### Extracted data

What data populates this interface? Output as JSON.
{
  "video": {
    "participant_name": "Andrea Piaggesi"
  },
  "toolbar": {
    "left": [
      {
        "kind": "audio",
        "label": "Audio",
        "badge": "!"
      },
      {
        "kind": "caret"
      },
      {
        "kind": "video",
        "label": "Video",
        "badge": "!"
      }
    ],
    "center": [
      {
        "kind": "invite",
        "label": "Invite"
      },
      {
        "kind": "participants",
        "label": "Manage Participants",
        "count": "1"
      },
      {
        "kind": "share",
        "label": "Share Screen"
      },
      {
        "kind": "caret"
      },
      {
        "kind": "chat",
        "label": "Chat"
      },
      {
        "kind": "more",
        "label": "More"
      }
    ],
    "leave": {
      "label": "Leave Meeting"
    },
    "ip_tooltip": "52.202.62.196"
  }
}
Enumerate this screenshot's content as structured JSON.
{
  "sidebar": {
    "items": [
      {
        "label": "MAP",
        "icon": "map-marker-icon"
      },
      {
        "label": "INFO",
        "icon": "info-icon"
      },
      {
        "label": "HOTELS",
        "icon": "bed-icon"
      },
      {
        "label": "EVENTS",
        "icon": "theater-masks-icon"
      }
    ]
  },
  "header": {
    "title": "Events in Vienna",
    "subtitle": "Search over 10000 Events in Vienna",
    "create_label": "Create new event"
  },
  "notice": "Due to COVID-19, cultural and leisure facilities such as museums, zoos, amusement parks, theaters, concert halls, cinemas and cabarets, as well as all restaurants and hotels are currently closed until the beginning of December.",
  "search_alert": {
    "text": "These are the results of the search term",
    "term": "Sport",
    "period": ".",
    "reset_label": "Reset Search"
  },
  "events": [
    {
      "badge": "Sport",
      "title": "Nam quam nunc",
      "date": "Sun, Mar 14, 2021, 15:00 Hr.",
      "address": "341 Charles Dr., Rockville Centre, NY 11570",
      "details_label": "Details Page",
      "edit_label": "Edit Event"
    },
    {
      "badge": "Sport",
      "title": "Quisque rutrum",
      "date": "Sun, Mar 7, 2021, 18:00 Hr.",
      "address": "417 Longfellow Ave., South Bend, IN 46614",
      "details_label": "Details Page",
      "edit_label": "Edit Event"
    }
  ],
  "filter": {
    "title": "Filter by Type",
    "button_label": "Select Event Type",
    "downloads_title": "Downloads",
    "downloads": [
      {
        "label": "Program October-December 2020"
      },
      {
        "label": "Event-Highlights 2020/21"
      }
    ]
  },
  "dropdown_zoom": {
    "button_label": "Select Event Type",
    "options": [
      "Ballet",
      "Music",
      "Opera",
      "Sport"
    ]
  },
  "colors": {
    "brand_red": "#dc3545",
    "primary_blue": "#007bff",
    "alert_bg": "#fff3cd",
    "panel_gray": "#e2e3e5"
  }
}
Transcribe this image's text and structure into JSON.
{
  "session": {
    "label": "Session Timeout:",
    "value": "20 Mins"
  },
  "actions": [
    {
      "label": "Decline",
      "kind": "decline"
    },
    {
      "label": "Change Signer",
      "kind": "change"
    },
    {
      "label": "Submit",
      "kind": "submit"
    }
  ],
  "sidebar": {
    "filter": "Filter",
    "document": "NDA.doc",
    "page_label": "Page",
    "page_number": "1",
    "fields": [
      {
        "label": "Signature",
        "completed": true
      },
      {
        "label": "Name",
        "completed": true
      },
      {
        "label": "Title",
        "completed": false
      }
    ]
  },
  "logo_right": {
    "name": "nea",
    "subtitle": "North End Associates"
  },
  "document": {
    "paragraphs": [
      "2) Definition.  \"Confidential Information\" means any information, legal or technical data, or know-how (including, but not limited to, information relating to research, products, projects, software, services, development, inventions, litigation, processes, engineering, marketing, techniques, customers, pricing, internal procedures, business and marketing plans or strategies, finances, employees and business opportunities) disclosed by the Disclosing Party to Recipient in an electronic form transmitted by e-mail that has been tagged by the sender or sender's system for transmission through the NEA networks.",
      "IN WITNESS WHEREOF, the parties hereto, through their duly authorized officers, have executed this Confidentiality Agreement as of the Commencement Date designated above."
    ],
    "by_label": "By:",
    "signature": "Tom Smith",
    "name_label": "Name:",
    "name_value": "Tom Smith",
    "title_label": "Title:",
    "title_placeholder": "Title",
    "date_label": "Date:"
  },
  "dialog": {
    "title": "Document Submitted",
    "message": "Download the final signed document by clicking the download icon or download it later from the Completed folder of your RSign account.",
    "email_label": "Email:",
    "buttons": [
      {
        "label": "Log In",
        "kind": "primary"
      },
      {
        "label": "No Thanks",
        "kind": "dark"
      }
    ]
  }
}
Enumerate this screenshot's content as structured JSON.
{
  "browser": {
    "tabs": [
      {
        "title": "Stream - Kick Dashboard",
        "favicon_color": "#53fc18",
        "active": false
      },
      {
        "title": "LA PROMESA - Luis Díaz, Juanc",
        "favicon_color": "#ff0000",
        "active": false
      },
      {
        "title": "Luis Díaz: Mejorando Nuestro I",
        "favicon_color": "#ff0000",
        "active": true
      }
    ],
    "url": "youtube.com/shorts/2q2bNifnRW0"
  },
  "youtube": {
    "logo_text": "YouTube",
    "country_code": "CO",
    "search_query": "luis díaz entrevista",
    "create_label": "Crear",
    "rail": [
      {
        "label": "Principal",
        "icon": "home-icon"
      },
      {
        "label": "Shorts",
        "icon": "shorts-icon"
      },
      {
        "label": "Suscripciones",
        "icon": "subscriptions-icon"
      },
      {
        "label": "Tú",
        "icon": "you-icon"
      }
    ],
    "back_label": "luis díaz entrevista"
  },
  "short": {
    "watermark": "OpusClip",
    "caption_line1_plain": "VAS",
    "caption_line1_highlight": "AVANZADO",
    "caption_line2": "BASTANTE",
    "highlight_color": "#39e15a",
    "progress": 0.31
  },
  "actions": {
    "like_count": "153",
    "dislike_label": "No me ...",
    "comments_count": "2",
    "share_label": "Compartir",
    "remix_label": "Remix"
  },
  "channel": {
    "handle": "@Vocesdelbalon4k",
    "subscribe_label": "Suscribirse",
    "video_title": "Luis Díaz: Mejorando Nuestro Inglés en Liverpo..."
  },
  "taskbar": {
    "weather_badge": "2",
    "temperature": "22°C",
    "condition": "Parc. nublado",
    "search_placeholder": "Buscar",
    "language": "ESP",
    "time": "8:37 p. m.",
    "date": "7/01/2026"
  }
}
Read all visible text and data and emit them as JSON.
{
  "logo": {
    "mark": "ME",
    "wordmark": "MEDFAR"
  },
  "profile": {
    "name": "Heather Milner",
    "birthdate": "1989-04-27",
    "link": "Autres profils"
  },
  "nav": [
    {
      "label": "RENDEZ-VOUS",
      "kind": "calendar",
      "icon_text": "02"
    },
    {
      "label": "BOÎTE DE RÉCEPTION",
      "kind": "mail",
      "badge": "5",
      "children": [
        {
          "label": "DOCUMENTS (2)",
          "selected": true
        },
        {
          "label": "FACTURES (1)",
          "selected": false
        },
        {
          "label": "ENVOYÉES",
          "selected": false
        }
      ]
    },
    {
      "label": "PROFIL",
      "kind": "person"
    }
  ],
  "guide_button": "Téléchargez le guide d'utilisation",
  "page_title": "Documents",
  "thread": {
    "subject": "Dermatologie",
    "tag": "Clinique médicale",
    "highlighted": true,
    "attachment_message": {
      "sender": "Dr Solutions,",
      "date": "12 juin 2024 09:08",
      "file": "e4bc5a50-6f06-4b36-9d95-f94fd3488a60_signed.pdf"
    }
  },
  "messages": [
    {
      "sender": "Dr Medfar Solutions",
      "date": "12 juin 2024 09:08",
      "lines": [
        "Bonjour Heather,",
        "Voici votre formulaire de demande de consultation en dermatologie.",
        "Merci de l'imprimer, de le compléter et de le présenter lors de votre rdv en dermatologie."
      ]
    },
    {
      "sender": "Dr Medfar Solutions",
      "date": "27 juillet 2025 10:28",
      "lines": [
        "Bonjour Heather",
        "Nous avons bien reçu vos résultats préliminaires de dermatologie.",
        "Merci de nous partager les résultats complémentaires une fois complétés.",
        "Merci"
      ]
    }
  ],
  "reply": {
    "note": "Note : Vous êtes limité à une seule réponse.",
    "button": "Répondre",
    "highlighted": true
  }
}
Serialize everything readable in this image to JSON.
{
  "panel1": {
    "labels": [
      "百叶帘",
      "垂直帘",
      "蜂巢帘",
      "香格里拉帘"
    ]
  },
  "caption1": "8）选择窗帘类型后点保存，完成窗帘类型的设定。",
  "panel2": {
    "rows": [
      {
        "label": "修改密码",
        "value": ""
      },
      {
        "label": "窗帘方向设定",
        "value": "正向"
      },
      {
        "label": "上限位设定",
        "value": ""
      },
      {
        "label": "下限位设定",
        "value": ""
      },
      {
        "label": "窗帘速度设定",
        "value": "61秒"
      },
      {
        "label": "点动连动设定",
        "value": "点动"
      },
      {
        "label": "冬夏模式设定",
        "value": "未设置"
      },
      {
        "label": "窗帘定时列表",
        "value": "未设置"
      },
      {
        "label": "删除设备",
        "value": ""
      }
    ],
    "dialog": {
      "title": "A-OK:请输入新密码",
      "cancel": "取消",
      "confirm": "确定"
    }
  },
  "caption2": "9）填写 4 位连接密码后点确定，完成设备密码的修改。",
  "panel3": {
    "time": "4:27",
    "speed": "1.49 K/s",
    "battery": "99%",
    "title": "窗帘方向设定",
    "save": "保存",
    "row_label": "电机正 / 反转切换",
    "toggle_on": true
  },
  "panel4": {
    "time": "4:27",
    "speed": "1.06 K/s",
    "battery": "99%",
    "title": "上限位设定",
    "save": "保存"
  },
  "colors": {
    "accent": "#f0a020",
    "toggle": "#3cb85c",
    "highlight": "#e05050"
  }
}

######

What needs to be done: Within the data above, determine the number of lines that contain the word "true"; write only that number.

Answer section: 7